*** Block opens ***

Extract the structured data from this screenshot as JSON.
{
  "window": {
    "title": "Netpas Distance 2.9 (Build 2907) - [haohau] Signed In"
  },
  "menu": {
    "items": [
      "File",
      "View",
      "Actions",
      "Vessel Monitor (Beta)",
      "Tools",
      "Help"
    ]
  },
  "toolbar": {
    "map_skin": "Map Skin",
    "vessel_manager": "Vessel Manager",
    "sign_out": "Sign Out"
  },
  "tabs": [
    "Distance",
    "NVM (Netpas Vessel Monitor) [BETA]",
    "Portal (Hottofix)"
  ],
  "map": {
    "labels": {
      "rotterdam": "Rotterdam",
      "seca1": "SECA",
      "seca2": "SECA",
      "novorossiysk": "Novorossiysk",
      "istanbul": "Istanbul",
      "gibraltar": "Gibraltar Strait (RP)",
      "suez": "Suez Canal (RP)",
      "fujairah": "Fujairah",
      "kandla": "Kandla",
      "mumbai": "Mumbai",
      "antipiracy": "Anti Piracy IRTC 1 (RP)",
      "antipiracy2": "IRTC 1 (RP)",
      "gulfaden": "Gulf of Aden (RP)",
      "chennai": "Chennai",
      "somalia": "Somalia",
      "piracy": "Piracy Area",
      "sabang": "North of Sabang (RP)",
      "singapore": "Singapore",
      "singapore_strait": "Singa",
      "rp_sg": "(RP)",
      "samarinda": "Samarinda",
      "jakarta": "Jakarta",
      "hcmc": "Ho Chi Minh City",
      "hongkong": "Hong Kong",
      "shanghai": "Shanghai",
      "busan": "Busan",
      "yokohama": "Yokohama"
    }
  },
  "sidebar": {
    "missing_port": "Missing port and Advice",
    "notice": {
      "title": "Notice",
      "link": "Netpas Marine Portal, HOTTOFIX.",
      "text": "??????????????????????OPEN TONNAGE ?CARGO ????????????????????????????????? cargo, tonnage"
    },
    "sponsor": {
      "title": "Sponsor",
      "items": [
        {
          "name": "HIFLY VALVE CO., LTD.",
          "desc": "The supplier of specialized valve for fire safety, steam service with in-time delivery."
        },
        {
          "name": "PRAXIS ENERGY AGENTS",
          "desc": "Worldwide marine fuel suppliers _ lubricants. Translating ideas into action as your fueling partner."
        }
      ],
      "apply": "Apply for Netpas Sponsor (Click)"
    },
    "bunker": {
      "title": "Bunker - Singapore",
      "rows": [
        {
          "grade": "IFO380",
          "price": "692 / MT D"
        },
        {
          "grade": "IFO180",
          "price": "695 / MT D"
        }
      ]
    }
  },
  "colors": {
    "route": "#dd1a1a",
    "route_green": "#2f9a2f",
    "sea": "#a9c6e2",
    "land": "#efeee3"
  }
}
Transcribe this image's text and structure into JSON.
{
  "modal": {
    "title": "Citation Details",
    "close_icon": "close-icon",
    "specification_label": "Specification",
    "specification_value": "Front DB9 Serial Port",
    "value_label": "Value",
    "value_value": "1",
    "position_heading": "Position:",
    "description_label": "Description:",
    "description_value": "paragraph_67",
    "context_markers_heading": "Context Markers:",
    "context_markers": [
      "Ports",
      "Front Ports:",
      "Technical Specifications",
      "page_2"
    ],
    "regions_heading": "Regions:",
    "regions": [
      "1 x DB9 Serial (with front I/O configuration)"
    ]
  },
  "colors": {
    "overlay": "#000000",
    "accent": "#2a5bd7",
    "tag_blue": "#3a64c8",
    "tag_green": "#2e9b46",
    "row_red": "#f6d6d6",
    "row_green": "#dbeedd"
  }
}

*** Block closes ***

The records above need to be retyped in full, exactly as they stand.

→ EXPECTED ANSWER
Extract the structured data from this screenshot as JSON.
{
  "window": {
    "title": "Netpas Distance 2.9 (Build 2907) - [haohau] Signed In"
  },
  "menu": {
    "items": [
      "File",
      "View",
      "Actions",
      "Vessel Monitor (Beta)",
      "Tools",
      "Help"
    ]
  },
  "toolbar": {
    "map_skin": "Map Skin",
    "vessel_manager": "Vessel Manager",
    "sign_out": "Sign Out"
  },
  "tabs": [
    "Distance",
    "NVM (Netpas Vessel Monitor) [BETA]",
    "Portal (Hottofix)"
  ],
  "map": {
    "labels": {
      "rotterdam": "Rotterdam",
      "seca1": "SECA",
      "seca2": "SECA",
      "novorossiysk": "Novorossiysk",
      "istanbul": "Istanbul",
      "gibraltar": "Gibraltar Strait (RP)",
      "suez": "Suez Canal (RP)",
      "fujairah": "Fujairah",
      "kandla": "Kandla",
      "mumbai": "Mumbai",
      "antipiracy": "Anti Piracy IRTC 1 (RP)",
      "antipiracy2": "IRTC 1 (RP)",
      "gulfaden": "Gulf of Aden (RP)",
      "chennai": "Chennai",
      "somalia": "Somalia",
      "piracy": "Piracy Area",
      "sabang": "North of Sabang (RP)",
      "singapore": "Singapore",
      "singapore_strait": "Singa",
      "rp_sg": "(RP)",
      "samarinda": "Samarinda",
      "jakarta": "Jakarta",
      "hcmc": "Ho Chi Minh City",
      "hongkong": "Hong Kong",
      "shanghai": "Shanghai",
      "busan": "Busan",
      "yokohama": "Yokohama"
    }
  },
  "sidebar": {
    "missing_port": "Missing port and Advice",
    "notice": {
      "title": "Notice",
      "link": "Netpas Marine Portal, HOTTOFIX.",
      "text": "??????????????????????OPEN TONNAGE ?CARGO ????????????????????????????????? cargo, tonnage"
    },
    "sponsor": {
      "title": "Sponsor",
      "items": [
        {
          "name": "HIFLY VALVE CO., LTD.",
          "desc": "The supplier of specialized valve for fire safety, steam service with in-time delivery."
        },
        {
          "name": "PRAXIS ENERGY AGENTS",
          "desc": "Worldwide marine fuel suppliers _ lubricants. Translating ideas into action as your fueling partner."
        }
      ],
      "apply": "Apply for Netpas Sponsor (Click)"
    },
    "bunker": {
      "title": "Bunker - Singapore",
      "rows": [
        {
          "grade": "IFO380",
          "price": "692 / MT D"
        },
        {
          "grade": "IFO180",
          "price": "695 / MT D"
        }
      ]
    }
  },
  "colors": {
    "route": "#dd1a1a",
    "route_green": "#2f9a2f",
    "sea": "#a9c6e2",
    "land": "#efeee3"
  }
}
Transcribe this image's text and structure into JSON.
{
  "modal": {
    "title": "Citation Details",
    "close_icon": "close-icon",
    "specification_label": "Specification",
    "specification_value": "Front DB9 Serial Port",
    "value_label": "Value",
    "value_value": "1",
    "position_heading": "Position:",
    "description_label": "Description:",
    "description_value": "paragraph_67",
    "context_markers_heading": "Context Markers:",
    "context_markers": [
      "Ports",
      "Front Ports:",
      "Technical Specifications",
      "page_2"
    ],
    "regions_heading": "Regions:",
    "regions": [
      "1 x DB9 Serial (with front I/O configuration)"
    ]
  },
  "colors": {
    "overlay": "#000000",
    "accent": "#2a5bd7",
    "tag_blue": "#3a64c8",
    "tag_green": "#2e9b46",
    "row_red": "#f6d6d6",
    "row_green": "#dbeedd"
  }
}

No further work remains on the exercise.